Don't waste your time on this Sex and The City Prequel!
As a devoted Sex and the City fan, it was obvious within the first two minutes that the musical blast from the past (including Joy Division posters, Modern English, Cindy Lauper, and even Kim Carnes) would be the only remotely enjoyable aspect of the show's new prequel, The Carrie Diaries.
1984 is a period in fashion that should not be re-visited under any circumstances, and there is something especially offensive about connecting this low point in fashion to one of the most fashionable shows in the history of television. The big hair, the oversized neon earrings, the wide cable sweaters, the baggy pleated pants: hideous!
I tried to give it a chance and to keep in mind that the show is about high school. After all, it might be nice for teens to learn a bit about coming of age in the pre-internet world. But when Carrie's best friend talked about how losing her virginity was "like putting a hot dog into a key hole," it became obvious that The Carrie Diaries was trying to be too many different things to too many different people.
The Carrie Diaries tries to teach some decent but entirely undeveloped messages about heartbreak, virginity loss, drug use, sibling rivalry, shoplifting and moving on after loss. And AnnaSophia Robb has a flair for fashion and spunky mannerisms that are remarkably Carrie-like. If only they could enlist the old writers, then maybe the hideous fashions of the 80s would be the worst of their problems!

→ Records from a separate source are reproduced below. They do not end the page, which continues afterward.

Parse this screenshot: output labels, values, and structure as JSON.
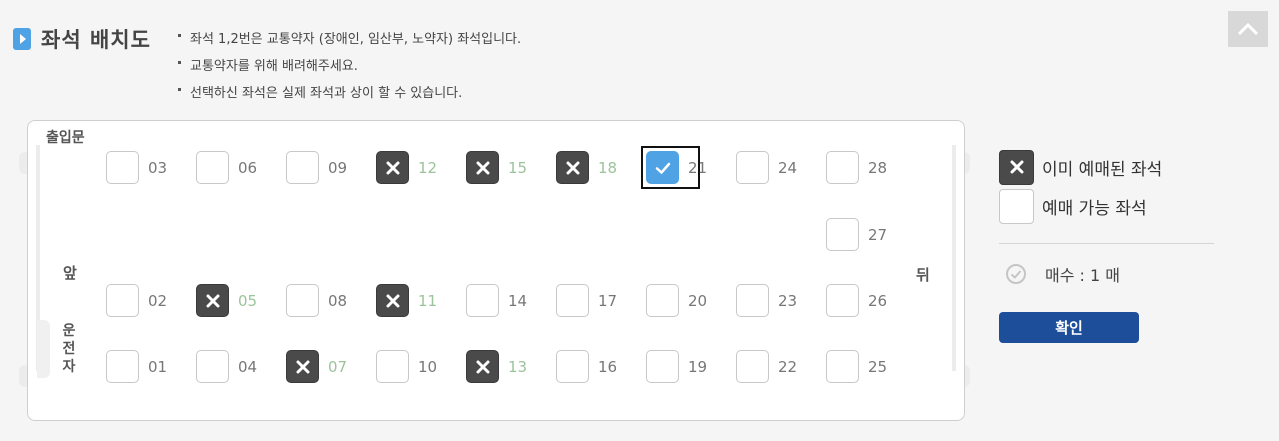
{
  "title": "좌석 배치도",
  "notices": [
    "좌석 1,2번은 교통약자 (장애인, 임산부, 노약자) 좌석입니다.",
    "교통약자를 위해 배려해주세요.",
    "선택하신 좌석은 실제 좌석과 상이 할 수 있습니다."
  ],
  "bus": {
    "door_label": "출입문",
    "front_label": "앞",
    "back_label": "뒤",
    "driver_label": [
      "운",
      "전",
      "자"
    ]
  },
  "seats": {
    "s03": {
      "num": "03",
      "state": "available"
    },
    "s06": {
      "num": "06",
      "state": "available"
    },
    "s09": {
      "num": "09",
      "state": "available"
    },
    "s12": {
      "num": "12",
      "state": "sold"
    },
    "s15": {
      "num": "15",
      "state": "sold"
    },
    "s18": {
      "num": "18",
      "state": "sold"
    },
    "s21": {
      "num": "21",
      "state": "selected"
    },
    "s24": {
      "num": "24",
      "state": "available"
    },
    "s28": {
      "num": "28",
      "state": "available"
    },
    "s27": {
      "num": "27",
      "state": "available"
    },
    "s02": {
      "num": "02",
      "state": "available"
    },
    "s05": {
      "num": "05",
      "state": "sold"
    },
    "s08": {
      "num": "08",
      "state": "available"
    },
    "s11": {
      "num": "11",
      "state": "sold"
    },
    "s14": {
      "num": "14",
      "state": "available"
    },
    "s17": {
      "num": "17",
      "state": "available"
    },
    "s20": {
      "num": "20",
      "state": "available"
    },
    "s23": {
      "num": "23",
      "state": "available"
    },
    "s26": {
      "num": "26",
      "state": "available"
    },
    "s01": {
      "num": "01",
      "state": "available"
    },
    "s04": {
      "num": "04",
      "state": "available"
    },
    "s07": {
      "num": "07",
      "state": "sold"
    },
    "s10": {
      "num": "10",
      "state": "available"
    },
    "s13": {
      "num": "13",
      "state": "sold"
    },
    "s16": {
      "num": "16",
      "state": "available"
    },
    "s19": {
      "num": "19",
      "state": "available"
    },
    "s22": {
      "num": "22",
      "state": "available"
    },
    "s25": {
      "num": "25",
      "state": "available"
    }
  },
  "legend": {
    "sold_label": "이미 예매된 좌석",
    "available_label": "예매 가능 좌석"
  },
  "count_label": "매수 : 1 매",
  "confirm_label": "확인",
  "colors": {
    "accent": "#4fa3e4",
    "sold": "#4a4a4a",
    "confirm": "#1d4e9a",
    "sold_number": "#9cc49c"
  }
}
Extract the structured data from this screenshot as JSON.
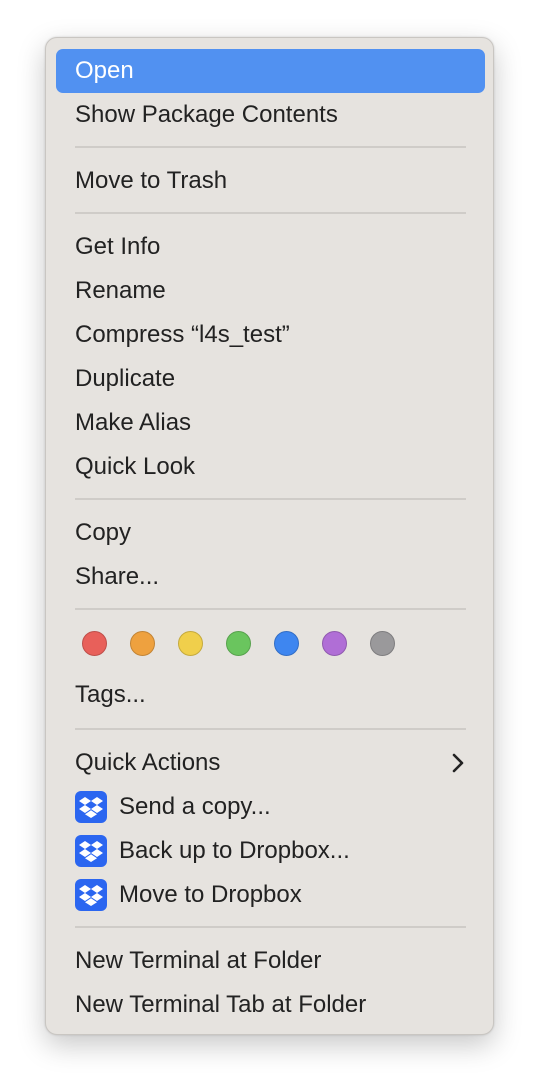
{
  "menu": {
    "items": {
      "open": "Open",
      "show_package_contents": "Show Package Contents",
      "move_to_trash": "Move to Trash",
      "get_info": "Get Info",
      "rename": "Rename",
      "compress": "Compress “l4s_test”",
      "duplicate": "Duplicate",
      "make_alias": "Make Alias",
      "quick_look": "Quick Look",
      "copy": "Copy",
      "share": "Share...",
      "tags": "Tags...",
      "quick_actions": "Quick Actions",
      "send_a_copy": "Send a copy...",
      "back_up_to_dropbox": "Back up to Dropbox...",
      "move_to_dropbox": "Move to Dropbox",
      "new_terminal_at_folder": "New Terminal at Folder",
      "new_terminal_tab_at_folder": "New Terminal Tab at Folder"
    },
    "highlighted_item": "open",
    "tag_colors": {
      "red": "#e8605a",
      "orange": "#eea13f",
      "yellow": "#f0cf4b",
      "green": "#6ac55e",
      "blue": "#3e86f0",
      "purple": "#b06ed6",
      "gray": "#9a999b"
    },
    "icons": {
      "quick_actions_indicator": "chevron-right-icon",
      "dropbox": "dropbox-icon"
    },
    "accent_color": "#5191f1",
    "dropbox_color": "#2b66f0"
  }
}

There's a lot to like about Jennifer Lawrence. She disappears into each role: Ree in Winter's Bone, Tiffany in Silver Linings Playbook, Rosalyn in American Hustle, and the beloved dystopian heroine Katniss Everdeen. She uses her range as an actress to create characters with convincing depth and memorable grit. When she won... READ MORE
The mysterious disappearing act newly popularized as "ghosting" surfaces as a frequent topic in psychotherapy. Ghosted individuals wonder how and why someone would suddenly disappear following a series of great dates or months of a great relationship. Therapy sessions can begin with a client's longing to understand the motivation of an... READ MORE
Johnny Carson once said: “In Hollywood if you don't have a shrink, people think you're crazy.” His observation says less about the stars than it does about the rest of us, who are typically reluctant to enter psychotherapy. By the time a client walks into my office, she knows something needs to change, has exhausted her own... READ MORE